The issue of sustainable development for children in Africa continue to stick out like a sore thumb.
Most children in Africa face a myriad of problems such as abuse, early marriages, drug abuse, forced labour, trafficking and prostitution.
Ironically, Zimbabwe last week joined Africa in commemorating the Day of the African Child under the theme “Accelerating protection, empowerment and equal opportunities towards fulfilling agenda 2030 for sustainable development for children in Africa”.
This year’s commemorations also marked the silver jubilee of the junior parliament whose opening coincides with the Day of African Child.
The theme has a lot of bearing in most African countries, which are failing to fulfil sustainable development for children.
Zimbabwe and most African countries are signatories to instruments that protect the girl child.
These include the African Charter on the Rights and Welfare of the Child which was adopted by the African Union in 1990 and enforced in 1991.
The Charter covers civil, political, economic, social and cultural rights of children.
Article 21 of the African Charter on the Rights and Welfare of the Child makes specific references to harmful social and cultural practices.
It states that member countries shall take all appropriate measures to eliminate harmful social and cultural practices affecting the welfare, dignity, normal growth and development of the child.
It further states that child marriages shall be prohibited and effective action, including legislation, shall be taken to specify the minimum age of marriage as 18 and make registration of all marriages in an official registry compulsory.
But in Zimbabwe, we still hear and see young girls being married before they reach the age of consent with those behind such acts roming freely.
Young girls are dropping out of school because of early marriages.
The country has laws such as the Children’s Act (Chapter 5:06), the Criminal Law (Codification and Reform) Act Chapter 9:23 and the Domestic Violence Act (Chapter 5:16) which deal, in one way or the other, with the rights and welfare of children.
In addition, the Constitution of Zimbabwe also provides for the protection of fundamental human rights and freedoms for all Zimbabwean, children included.
On the international arena, Zimbabwe is party to a number of instruments that protects the rights of children.
Therefore, the Constitution of Zimbabwe should be read in conjunction with the following:
United Nations Convention on the Rights of the Child and its Optional Protocol on the sale of children.
Child prostitution and Child Pornography, the African Charter on the rights and Welfare of the Child
Convention on the Elimination of all forms of Discrimination against Women.

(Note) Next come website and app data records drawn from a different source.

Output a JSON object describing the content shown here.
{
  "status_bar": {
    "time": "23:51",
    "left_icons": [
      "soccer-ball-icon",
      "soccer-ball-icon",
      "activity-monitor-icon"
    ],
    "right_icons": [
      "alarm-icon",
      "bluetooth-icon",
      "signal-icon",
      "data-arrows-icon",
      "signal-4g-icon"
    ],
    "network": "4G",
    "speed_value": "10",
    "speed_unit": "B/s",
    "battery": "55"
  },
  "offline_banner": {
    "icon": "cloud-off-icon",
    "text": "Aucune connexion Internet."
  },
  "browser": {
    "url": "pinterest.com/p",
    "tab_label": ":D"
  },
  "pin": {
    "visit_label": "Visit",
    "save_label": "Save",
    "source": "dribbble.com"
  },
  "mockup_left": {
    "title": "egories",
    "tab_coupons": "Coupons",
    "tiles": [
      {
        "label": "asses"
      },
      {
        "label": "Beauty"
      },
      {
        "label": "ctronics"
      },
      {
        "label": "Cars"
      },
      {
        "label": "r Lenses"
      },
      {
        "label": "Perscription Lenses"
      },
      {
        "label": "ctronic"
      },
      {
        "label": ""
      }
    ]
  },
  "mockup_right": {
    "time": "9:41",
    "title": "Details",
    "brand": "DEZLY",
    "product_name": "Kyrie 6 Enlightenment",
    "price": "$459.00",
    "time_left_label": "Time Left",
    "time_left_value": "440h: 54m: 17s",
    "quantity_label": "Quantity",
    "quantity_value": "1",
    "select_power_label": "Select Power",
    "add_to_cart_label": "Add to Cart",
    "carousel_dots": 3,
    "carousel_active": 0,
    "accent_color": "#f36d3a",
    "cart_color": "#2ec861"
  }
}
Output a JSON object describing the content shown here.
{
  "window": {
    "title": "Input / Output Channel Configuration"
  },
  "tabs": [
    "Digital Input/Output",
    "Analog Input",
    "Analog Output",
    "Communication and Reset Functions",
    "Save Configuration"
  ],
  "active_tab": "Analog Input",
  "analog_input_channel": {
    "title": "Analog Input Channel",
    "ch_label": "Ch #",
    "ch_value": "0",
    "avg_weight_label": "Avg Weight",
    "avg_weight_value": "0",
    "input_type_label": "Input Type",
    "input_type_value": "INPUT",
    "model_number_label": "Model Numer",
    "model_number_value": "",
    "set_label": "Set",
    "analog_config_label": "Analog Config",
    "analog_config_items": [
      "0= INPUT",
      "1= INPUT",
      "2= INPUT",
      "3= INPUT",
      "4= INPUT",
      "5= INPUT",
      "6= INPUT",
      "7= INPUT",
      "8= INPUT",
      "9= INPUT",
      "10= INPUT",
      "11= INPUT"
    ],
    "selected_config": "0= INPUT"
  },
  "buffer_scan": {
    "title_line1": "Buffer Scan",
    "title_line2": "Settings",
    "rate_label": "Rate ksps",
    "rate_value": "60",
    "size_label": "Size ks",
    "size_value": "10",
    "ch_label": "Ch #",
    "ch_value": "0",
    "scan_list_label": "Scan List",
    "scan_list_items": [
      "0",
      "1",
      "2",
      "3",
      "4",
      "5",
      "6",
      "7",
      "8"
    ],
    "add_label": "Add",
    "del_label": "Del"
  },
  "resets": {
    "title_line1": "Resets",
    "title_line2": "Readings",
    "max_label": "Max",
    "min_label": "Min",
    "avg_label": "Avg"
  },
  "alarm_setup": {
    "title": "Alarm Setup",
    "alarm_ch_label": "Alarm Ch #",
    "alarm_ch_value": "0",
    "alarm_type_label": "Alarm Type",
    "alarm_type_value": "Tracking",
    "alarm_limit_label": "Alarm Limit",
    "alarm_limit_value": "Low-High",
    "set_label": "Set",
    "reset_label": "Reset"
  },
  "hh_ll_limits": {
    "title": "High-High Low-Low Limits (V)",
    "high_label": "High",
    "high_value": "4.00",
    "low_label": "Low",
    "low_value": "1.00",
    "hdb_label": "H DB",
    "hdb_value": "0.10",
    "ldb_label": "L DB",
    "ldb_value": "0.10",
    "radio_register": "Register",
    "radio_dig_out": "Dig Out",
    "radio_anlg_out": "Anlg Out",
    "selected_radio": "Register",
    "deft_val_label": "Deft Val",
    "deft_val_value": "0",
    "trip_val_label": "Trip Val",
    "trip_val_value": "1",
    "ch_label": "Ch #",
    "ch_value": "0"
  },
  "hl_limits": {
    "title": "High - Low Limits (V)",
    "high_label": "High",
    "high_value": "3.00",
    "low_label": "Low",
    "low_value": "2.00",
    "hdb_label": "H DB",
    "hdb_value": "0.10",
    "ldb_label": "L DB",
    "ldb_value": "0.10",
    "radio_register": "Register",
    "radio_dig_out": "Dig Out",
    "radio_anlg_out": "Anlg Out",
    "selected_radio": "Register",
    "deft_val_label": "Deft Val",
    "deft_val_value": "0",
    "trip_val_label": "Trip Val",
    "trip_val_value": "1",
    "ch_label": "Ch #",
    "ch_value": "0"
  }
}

In order fulfil the 2030 agenda for sustainable development for children in Africa, there is need to harmonize laws with the national Constitution in order to make it easy to prosecute offenders.
The Constitution defines children as persons below the age of 18 years.
However, the Customary Act makes it difficult to handle child marriages.
The issues of child prostitution haunts Africa and the world.
Globally, it is estimated that about 10 million children under the age of 18 years participate in prostitution related activities.
Furthermore, United Nations statistics show that an estimated one million children are forced into prostitution every year.
According to the United Nations Children Rights Commission (UNCRC), and its Optional Protocol on the sale of Children, Child Prostitution and Child Pornography prohibits “the act of obtaining, procuring or offering the services of a child or inducing a child to perform sexual acts for any form of compensation or reward.
However, an increasing number of Zimbabwean children are exposed to pornographic material on social media or the internet.
The threat to morality has seen calls for Government to speed up the cyber-crime law becoming louder.
Therefore as we commemorate the Day of the African Child, it is high time we put our Government and other relevant stakeholders to task.
It is time to move away from the habit of speeches without implementing issues being raised by children and the youth.
There is need for the relevant ministry to accelerate harmonisation and enactment of laws that protect the girl and boy child.
Children are calling for practicalities that will protect their wellbeing as they are leaders of tomorrow.
As such, there is need to embrace a participatory approach whenever Government is crafting policy or laws that affect the children. There is need to move away from the stereotypical attitude of neglecting children in decisions that affect them.
In addition, there is need to educate communities, especially on the rights and responsibilities of children.
Information is key in ensuring that child protection systems begin to function at grassroots level.